**WHAT IS BEING ASKED**. Restate the entries word for word, omitting nothing.

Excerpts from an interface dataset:
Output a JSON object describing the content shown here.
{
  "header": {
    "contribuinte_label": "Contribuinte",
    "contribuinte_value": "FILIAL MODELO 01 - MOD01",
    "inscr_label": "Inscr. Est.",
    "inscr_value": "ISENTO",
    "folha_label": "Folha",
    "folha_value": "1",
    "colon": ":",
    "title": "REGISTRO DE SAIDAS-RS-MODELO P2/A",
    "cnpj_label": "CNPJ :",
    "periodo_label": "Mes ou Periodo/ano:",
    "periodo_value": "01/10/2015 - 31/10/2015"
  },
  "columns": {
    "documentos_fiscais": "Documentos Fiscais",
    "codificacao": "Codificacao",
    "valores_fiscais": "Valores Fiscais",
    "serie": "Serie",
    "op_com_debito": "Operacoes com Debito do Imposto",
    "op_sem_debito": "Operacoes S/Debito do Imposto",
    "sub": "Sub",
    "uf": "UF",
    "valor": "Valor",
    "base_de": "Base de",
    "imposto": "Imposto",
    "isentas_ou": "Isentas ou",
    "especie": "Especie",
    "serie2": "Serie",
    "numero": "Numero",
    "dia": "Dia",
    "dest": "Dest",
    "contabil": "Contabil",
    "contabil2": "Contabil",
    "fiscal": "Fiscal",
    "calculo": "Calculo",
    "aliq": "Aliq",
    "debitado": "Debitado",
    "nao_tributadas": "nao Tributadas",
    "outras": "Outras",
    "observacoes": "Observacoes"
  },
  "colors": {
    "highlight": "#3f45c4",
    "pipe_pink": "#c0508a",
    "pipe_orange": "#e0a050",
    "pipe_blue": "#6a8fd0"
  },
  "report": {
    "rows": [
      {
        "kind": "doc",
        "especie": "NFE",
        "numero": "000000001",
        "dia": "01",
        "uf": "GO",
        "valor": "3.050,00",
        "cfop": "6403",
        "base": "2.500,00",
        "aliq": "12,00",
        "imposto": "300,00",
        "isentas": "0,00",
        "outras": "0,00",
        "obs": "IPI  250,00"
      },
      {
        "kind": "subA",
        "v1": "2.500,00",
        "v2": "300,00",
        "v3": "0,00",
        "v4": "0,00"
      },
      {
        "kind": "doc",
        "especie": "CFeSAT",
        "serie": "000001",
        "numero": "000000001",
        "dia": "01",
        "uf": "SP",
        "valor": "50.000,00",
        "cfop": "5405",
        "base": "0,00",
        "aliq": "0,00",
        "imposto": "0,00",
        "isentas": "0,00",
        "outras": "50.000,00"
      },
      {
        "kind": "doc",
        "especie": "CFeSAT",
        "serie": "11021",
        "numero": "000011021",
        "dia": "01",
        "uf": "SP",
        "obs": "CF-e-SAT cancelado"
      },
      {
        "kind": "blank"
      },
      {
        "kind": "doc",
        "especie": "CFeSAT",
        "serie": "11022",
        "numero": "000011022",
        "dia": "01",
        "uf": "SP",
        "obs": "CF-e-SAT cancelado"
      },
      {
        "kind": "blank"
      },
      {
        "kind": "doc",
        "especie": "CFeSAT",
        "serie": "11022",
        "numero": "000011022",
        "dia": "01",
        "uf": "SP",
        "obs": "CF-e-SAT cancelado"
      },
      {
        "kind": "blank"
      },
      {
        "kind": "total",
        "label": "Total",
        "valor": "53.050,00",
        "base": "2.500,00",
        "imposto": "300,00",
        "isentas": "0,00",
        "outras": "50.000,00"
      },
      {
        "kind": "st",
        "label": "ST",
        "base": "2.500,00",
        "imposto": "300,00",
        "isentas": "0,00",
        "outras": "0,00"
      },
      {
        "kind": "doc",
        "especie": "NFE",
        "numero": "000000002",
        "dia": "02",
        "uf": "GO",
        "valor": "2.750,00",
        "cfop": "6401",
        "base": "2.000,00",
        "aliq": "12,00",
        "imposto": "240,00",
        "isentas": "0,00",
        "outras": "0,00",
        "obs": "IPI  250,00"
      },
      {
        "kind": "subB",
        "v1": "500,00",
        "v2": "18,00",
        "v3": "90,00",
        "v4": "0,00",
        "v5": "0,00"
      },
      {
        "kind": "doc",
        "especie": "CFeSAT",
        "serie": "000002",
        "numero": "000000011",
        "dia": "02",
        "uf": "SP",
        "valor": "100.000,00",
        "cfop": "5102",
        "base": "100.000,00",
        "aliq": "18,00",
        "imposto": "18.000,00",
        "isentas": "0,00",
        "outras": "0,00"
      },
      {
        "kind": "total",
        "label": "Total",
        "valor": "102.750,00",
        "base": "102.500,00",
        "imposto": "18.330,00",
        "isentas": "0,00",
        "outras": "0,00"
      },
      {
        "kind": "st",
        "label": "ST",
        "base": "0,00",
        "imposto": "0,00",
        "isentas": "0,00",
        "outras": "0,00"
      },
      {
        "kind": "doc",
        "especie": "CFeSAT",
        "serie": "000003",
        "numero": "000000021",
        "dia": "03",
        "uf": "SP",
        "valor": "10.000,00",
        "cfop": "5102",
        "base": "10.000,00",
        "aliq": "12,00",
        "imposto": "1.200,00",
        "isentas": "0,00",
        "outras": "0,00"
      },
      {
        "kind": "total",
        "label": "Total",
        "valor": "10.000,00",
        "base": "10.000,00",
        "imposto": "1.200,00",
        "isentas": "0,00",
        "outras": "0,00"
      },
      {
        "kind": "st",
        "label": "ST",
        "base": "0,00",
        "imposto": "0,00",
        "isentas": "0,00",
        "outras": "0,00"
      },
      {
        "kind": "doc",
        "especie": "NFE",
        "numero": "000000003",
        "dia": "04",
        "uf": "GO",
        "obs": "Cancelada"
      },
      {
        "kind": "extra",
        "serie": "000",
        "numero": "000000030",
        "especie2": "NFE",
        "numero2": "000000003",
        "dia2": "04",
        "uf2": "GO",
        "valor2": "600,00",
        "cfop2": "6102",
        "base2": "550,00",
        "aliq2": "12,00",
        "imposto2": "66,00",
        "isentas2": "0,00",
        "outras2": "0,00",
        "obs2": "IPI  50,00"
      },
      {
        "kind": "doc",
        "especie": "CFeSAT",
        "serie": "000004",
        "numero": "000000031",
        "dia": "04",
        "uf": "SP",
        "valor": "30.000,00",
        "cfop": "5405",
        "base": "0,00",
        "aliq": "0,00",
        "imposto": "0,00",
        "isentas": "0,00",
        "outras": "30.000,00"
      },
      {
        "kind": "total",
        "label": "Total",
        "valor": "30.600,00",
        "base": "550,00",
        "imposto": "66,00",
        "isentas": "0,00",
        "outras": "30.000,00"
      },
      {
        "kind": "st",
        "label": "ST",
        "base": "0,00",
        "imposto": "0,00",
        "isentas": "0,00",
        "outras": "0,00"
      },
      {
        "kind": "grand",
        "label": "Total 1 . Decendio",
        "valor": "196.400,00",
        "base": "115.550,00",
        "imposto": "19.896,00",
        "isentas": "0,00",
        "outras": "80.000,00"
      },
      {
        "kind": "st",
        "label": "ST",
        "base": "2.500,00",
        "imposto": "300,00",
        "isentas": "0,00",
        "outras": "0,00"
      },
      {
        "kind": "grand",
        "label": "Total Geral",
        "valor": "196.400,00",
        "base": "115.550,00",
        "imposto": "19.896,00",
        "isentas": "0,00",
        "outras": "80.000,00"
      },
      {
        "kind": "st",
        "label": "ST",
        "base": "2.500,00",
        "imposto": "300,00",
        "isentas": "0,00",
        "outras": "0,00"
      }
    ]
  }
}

**TASK SOLUTION**.
Output a JSON object describing the content shown here.
{
  "header": {
    "contribuinte_label": "Contribuinte",
    "contribuinte_value": "FILIAL MODELO 01 - MOD01",
    "inscr_label": "Inscr. Est.",
    "inscr_value": "ISENTO",
    "folha_label": "Folha",
    "folha_value": "1",
    "colon": ":",
    "title": "REGISTRO DE SAIDAS-RS-MODELO P2/A",
    "cnpj_label": "CNPJ :",
    "periodo_label": "Mes ou Periodo/ano:",
    "periodo_value": "01/10/2015 - 31/10/2015"
  },
  "columns": {
    "documentos_fiscais": "Documentos Fiscais",
    "codificacao": "Codificacao",
    "valores_fiscais": "Valores Fiscais",
    "serie": "Serie",
    "op_com_debito": "Operacoes com Debito do Imposto",
    "op_sem_debito": "Operacoes S/Debito do Imposto",
    "sub": "Sub",
    "uf": "UF",
    "valor": "Valor",
    "base_de": "Base de",
    "imposto": "Imposto",
    "isentas_ou": "Isentas ou",
    "especie": "Especie",
    "serie2": "Serie",
    "numero": "Numero",
    "dia": "Dia",
    "dest": "Dest",
    "contabil": "Contabil",
    "contabil2": "Contabil",
    "fiscal": "Fiscal",
    "calculo": "Calculo",
    "aliq": "Aliq",
    "debitado": "Debitado",
    "nao_tributadas": "nao Tributadas",
    "outras": "Outras",
    "observacoes": "Observacoes"
  },
  "colors": {
    "highlight": "#3f45c4",
    "pipe_pink": "#c0508a",
    "pipe_orange": "#e0a050",
    "pipe_blue": "#6a8fd0"
  },
  "report": {
    "rows": [
      {
        "kind": "doc",
        "especie": "NFE",
        "numero": "000000001",
        "dia": "01",
        "uf": "GO",
        "valor": "3.050,00",
        "cfop": "6403",
        "base": "2.500,00",
        "aliq": "12,00",
        "imposto": "300,00",
        "isentas": "0,00",
        "outras": "0,00",
        "obs": "IPI  250,00"
      },
      {
        "kind": "subA",
        "v1": "2.500,00",
        "v2": "300,00",
        "v3": "0,00",
        "v4": "0,00"
      },
      {
        "kind": "doc",
        "especie": "CFeSAT",
        "serie": "000001",
        "numero": "000000001",
        "dia": "01",
        "uf": "SP",
        "valor": "50.000,00",
        "cfop": "5405",
        "base": "0,00",
        "aliq": "0,00",
        "imposto": "0,00",
        "isentas": "0,00",
        "outras": "50.000,00"
      },
      {
        "kind": "doc",
        "especie": "CFeSAT",
        "serie": "11021",
        "numero": "000011021",
        "dia": "01",
        "uf": "SP",
        "obs": "CF-e-SAT cancelado"
      },
      {
        "kind": "blank"
      },
      {
        "kind": "doc",
        "especie": "CFeSAT",
        "serie": "11022",
        "numero": "000011022",
        "dia": "01",
        "uf": "SP",
        "obs": "CF-e-SAT cancelado"
      },
      {
        "kind": "blank"
      },
      {
        "kind": "doc",
        "especie": "CFeSAT",
        "serie": "11022",
        "numero": "000011022",
        "dia": "01",
        "uf": "SP",
        "obs": "CF-e-SAT cancelado"
      },
      {
        "kind": "blank"
      },
      {
        "kind": "total",
        "label": "Total",
        "valor": "53.050,00",
        "base": "2.500,00",
        "imposto": "300,00",
        "isentas": "0,00",
        "outras": "50.000,00"
      },
      {
        "kind": "st",
        "label": "ST",
        "base": "2.500,00",
        "imposto": "300,00",
        "isentas": "0,00",
        "outras": "0,00"
      },
      {
        "kind": "doc",
        "especie": "NFE",
        "numero": "000000002",
        "dia": "02",
        "uf": "GO",
        "valor": "2.750,00",
        "cfop": "6401",
        "base": "2.000,00",
        "aliq": "12,00",
        "imposto": "240,00",
        "isentas": "0,00",
        "outras": "0,00",
        "obs": "IPI  250,00"
      },
      {
        "kind": "subB",
        "v1": "500,00",
        "v2": "18,00",
        "v3": "90,00",
        "v4": "0,00",
        "v5": "0,00"
      },
      {
        "kind": "doc",
        "especie": "CFeSAT",
        "serie": "000002",
        "numero": "000000011",
        "dia": "02",
        "uf": "SP",
        "valor": "100.000,00",
        "cfop": "5102",
        "base": "100.000,00",
        "aliq": "18,00",
        "imposto": "18.000,00",
        "isentas": "0,00",
        "outras": "0,00"
      },
      {
        "kind": "total",
        "label": "Total",
        "valor": "102.750,00",
        "base": "102.500,00",
        "imposto": "18.330,00",
        "isentas": "0,00",
        "outras": "0,00"
      },
      {
        "kind": "st",
        "label": "ST",
        "base": "0,00",
        "imposto": "0,00",
        "isentas": "0,00",
        "outras": "0,00"
      },
      {
        "kind": "doc",
        "especie": "CFeSAT",
        "serie": "000003",
        "numero": "000000021",
        "dia": "03",
        "uf": "SP",
        "valor": "10.000,00",
        "cfop": "5102",
        "base": "10.000,00",
        "aliq": "12,00",
        "imposto": "1.200,00",
        "isentas": "0,00",
        "outras": "0,00"
      },
      {
        "kind": "total",
        "label": "Total",
        "valor": "10.000,00",
        "base": "10.000,00",
        "imposto": "1.200,00",
        "isentas": "0,00",
        "outras": "0,00"
      },
      {
        "kind": "st",
        "label": "ST",
        "base": "0,00",
        "imposto": "0,00",
        "isentas": "0,00",
        "outras": "0,00"
      },
      {
        "kind": "doc",
        "especie": "NFE",
        "numero": "000000003",
        "dia": "04",
        "uf": "GO",
        "obs": "Cancelada"
      },
      {
        "kind": "extra",
        "serie": "000",
        "numero": "000000030",
        "especie2": "NFE",
        "numero2": "000000003",
        "dia2": "04",
        "uf2": "GO",
        "valor2": "600,00",
        "cfop2": "6102",
        "base2": "550,00",
        "aliq2": "12,00",
        "imposto2": "66,00",
        "isentas2": "0,00",
        "outras2": "0,00",
        "obs2": "IPI  50,00"
      },
      {
        "kind": "doc",
        "especie": "CFeSAT",
        "serie": "000004",
        "numero": "000000031",
        "dia": "04",
        "uf": "SP",
        "valor": "30.000,00",
        "cfop": "5405",
        "base": "0,00",
        "aliq": "0,00",
        "imposto": "0,00",
        "isentas": "0,00",
        "outras": "30.000,00"
      },
      {
        "kind": "total",
        "label": "Total",
        "valor": "30.600,00",
        "base": "550,00",
        "imposto": "66,00",
        "isentas": "0,00",
        "outras": "30.000,00"
      },
      {
        "kind": "st",
        "label": "ST",
        "base": "0,00",
        "imposto": "0,00",
        "isentas": "0,00",
        "outras": "0,00"
      },
      {
        "kind": "grand",
        "label": "Total 1 . Decendio",
        "valor": "196.400,00",
        "base": "115.550,00",
        "imposto": "19.896,00",
        "isentas": "0,00",
        "outras": "80.000,00"
      },
      {
        "kind": "st",
        "label": "ST",
        "base": "2.500,00",
        "imposto": "300,00",
        "isentas": "0,00",
        "outras": "0,00"
      },
      {
        "kind": "grand",
        "label": "Total Geral",
        "valor": "196.400,00",
        "base": "115.550,00",
        "imposto": "19.896,00",
        "isentas": "0,00",
        "outras": "80.000,00"
      },
      {
        "kind": "st",
        "label": "ST",
        "base": "2.500,00",
        "imposto": "300,00",
        "isentas": "0,00",
        "outras": "0,00"
      }
    ]
  }
}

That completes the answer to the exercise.